Copper may still be the commonest choice for supply pipework, but plastic pipes are now used universally for waste and soil pipes. They are also becoming increasingly popular, especially with do-it-yourself plumbers, for all new supply and waste pipework within the home because of their ease of use.
The smaller diameters are used for waste pipes running from appliances such as baths, basins and sinks, and also for overflow pipes from storage and WC cisterns and oil boilers that require a service. Larger sizes are used for soil pipes from WCs and for the vertical stacks that carry soil and waste water to the underground drains.
As with copper pipe, it is important to cut plastic piping carefully so that the ends are square and free from swarf and will seat properly in the fittings used to connect lengths together. However, the material is much easier to cut than copper and there is not the same risk of deforming it as you do so.
What to do
You can cut all types of plastic piping with any fine-toothed saw; a tenon saw is ideal for smaller sizes because its wide blade makes it easier to ensure a square cut, but you can use a hacksaw instead, or even an electric jigsaw.
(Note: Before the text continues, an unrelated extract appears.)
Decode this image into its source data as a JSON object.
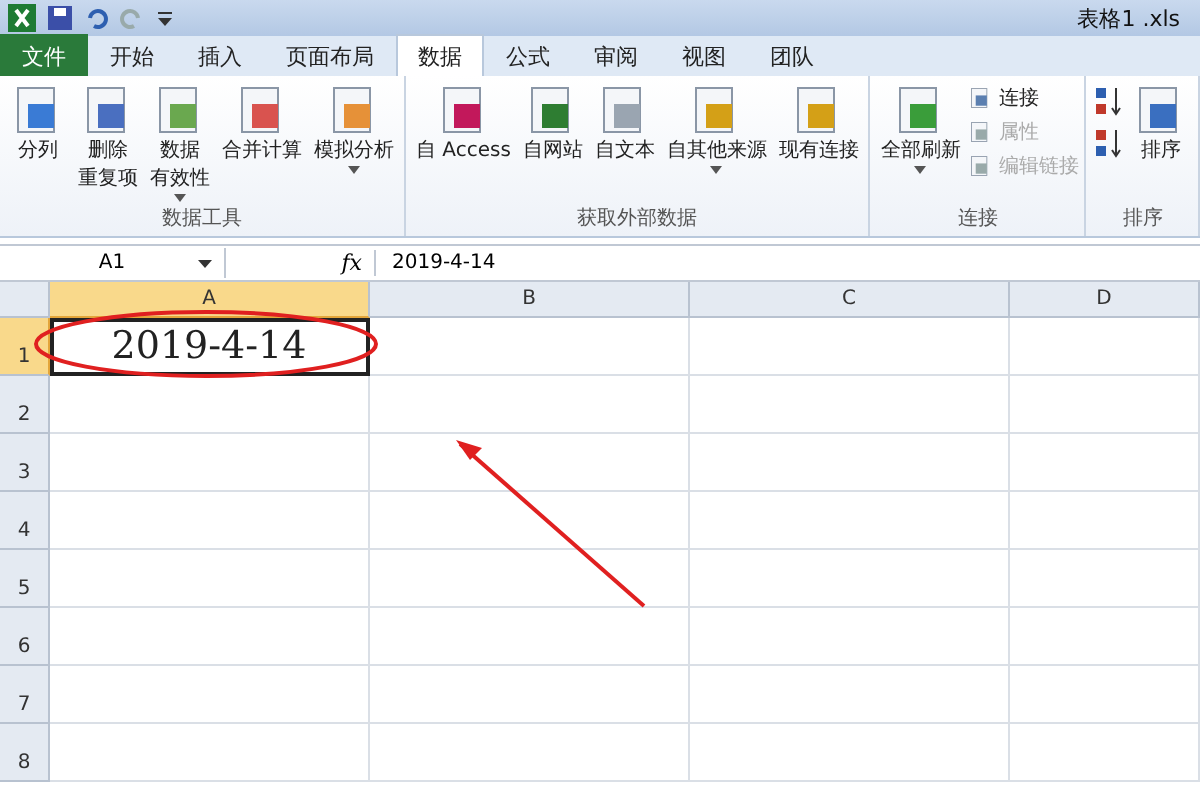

A panel saw is a better bet for large-diameter soil and drainage pipes.
To guide the cut, wrap masking tape or a piece of paper round the pipe in line with the cutting mark and hold it securely in a vice or Workmate. When the cut is almost complete, rotate the pipe so you can finish the cut from the opposite side. Then use abrasive paper or wire wool to remove any plastic swarf and to leave the pipe end perfectly smooth.
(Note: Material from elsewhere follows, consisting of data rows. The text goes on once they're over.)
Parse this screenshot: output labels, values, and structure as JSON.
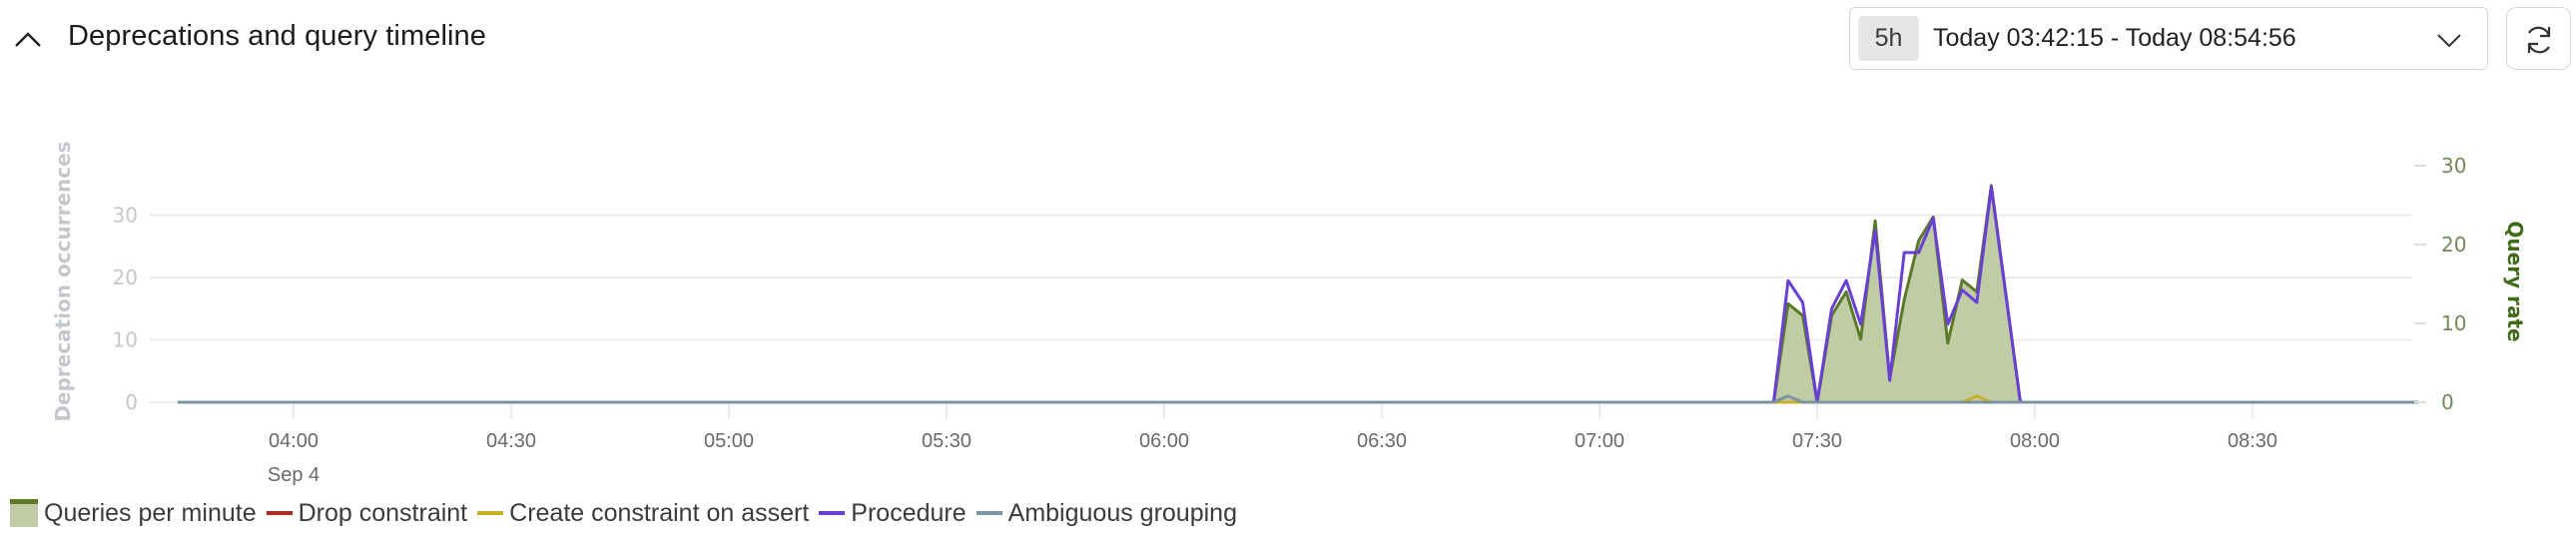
{
  "header": {
    "title": "Deprecations and query timeline",
    "collapse_icon": "chevron-up-icon",
    "range_badge": "5h",
    "range_text": "Today 03:42:15 - Today 08:54:56",
    "range_dropdown_icon": "chevron-down-icon",
    "refresh_icon": "refresh-icon"
  },
  "colors": {
    "queries_fill": "#c0cca4",
    "queries_line": "#5a7a2a",
    "drop_constraint": "#b0281e",
    "create_constraint": "#c9b02a",
    "procedure": "#6a3fd6",
    "ambiguous_grouping": "#7a94a4",
    "grid": "#ececec",
    "left_axis_text": "#c4c8cc",
    "right_axis_text": "#6f8a56",
    "right_axis_label": "#3f6a1a"
  },
  "chart_data": {
    "type": "area",
    "title": "Deprecations and query timeline",
    "x_axis": {
      "ticks": [
        "04:00",
        "04:30",
        "05:00",
        "05:30",
        "06:00",
        "06:30",
        "07:00",
        "07:30",
        "08:00",
        "08:30"
      ],
      "sub_label": "Sep 4",
      "range": [
        "03:42",
        "08:54"
      ]
    },
    "y_left": {
      "label": "Deprecation occurrences",
      "ticks": [
        0,
        10,
        20,
        30
      ],
      "range": [
        0,
        36
      ]
    },
    "y_right": {
      "label": "Query rate",
      "ticks": [
        0,
        10,
        20,
        30
      ],
      "range": [
        0,
        30
      ]
    },
    "grid": true,
    "legend_position": "bottom-left",
    "legend": [
      "Queries per minute",
      "Drop constraint",
      "Create constraint on assert",
      "Procedure",
      "Ambiguous grouping"
    ],
    "series": [
      {
        "name": "Queries per minute",
        "axis": "right",
        "kind": "area",
        "points": [
          [
            "03:42",
            0
          ],
          [
            "07:24",
            0
          ],
          [
            "07:26",
            12.5
          ],
          [
            "07:28",
            11
          ],
          [
            "07:30",
            0
          ],
          [
            "07:32",
            11
          ],
          [
            "07:34",
            14
          ],
          [
            "07:36",
            8
          ],
          [
            "07:38",
            23
          ],
          [
            "07:40",
            3
          ],
          [
            "07:42",
            13
          ],
          [
            "07:44",
            20.5
          ],
          [
            "07:46",
            23.5
          ],
          [
            "07:48",
            7.5
          ],
          [
            "07:50",
            15.5
          ],
          [
            "07:52",
            14
          ],
          [
            "07:54",
            27.5
          ],
          [
            "07:58",
            0
          ],
          [
            "08:54",
            0
          ]
        ]
      },
      {
        "name": "Drop constraint",
        "axis": "left",
        "kind": "line",
        "points": [
          [
            "03:42",
            0
          ],
          [
            "08:54",
            0
          ]
        ]
      },
      {
        "name": "Create constraint on assert",
        "axis": "left",
        "kind": "line",
        "points": [
          [
            "03:42",
            0
          ],
          [
            "07:50",
            0
          ],
          [
            "07:52",
            1
          ],
          [
            "07:54",
            0
          ],
          [
            "08:54",
            0
          ]
        ]
      },
      {
        "name": "Procedure",
        "axis": "left",
        "kind": "line",
        "points": [
          [
            "03:42",
            0
          ],
          [
            "07:24",
            0
          ],
          [
            "07:26",
            19.5
          ],
          [
            "07:28",
            16
          ],
          [
            "07:30",
            0
          ],
          [
            "07:32",
            15
          ],
          [
            "07:34",
            19.5
          ],
          [
            "07:36",
            12.5
          ],
          [
            "07:38",
            27.5
          ],
          [
            "07:40",
            3.5
          ],
          [
            "07:42",
            24
          ],
          [
            "07:44",
            24
          ],
          [
            "07:46",
            29.5
          ],
          [
            "07:48",
            12.5
          ],
          [
            "07:50",
            18
          ],
          [
            "07:52",
            16
          ],
          [
            "07:54",
            34.5
          ],
          [
            "07:58",
            0
          ],
          [
            "08:54",
            0
          ]
        ]
      },
      {
        "name": "Ambiguous grouping",
        "axis": "left",
        "kind": "line",
        "points": [
          [
            "03:42",
            0
          ],
          [
            "07:24",
            0
          ],
          [
            "07:26",
            1
          ],
          [
            "07:28",
            0
          ],
          [
            "08:54",
            0
          ]
        ]
      }
    ]
  }
}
The makers of polybutylene pipe recommend the use of their own special pipe secateurs, although a fine-toothed saw or serrated kitchen knife can be used just as effectively.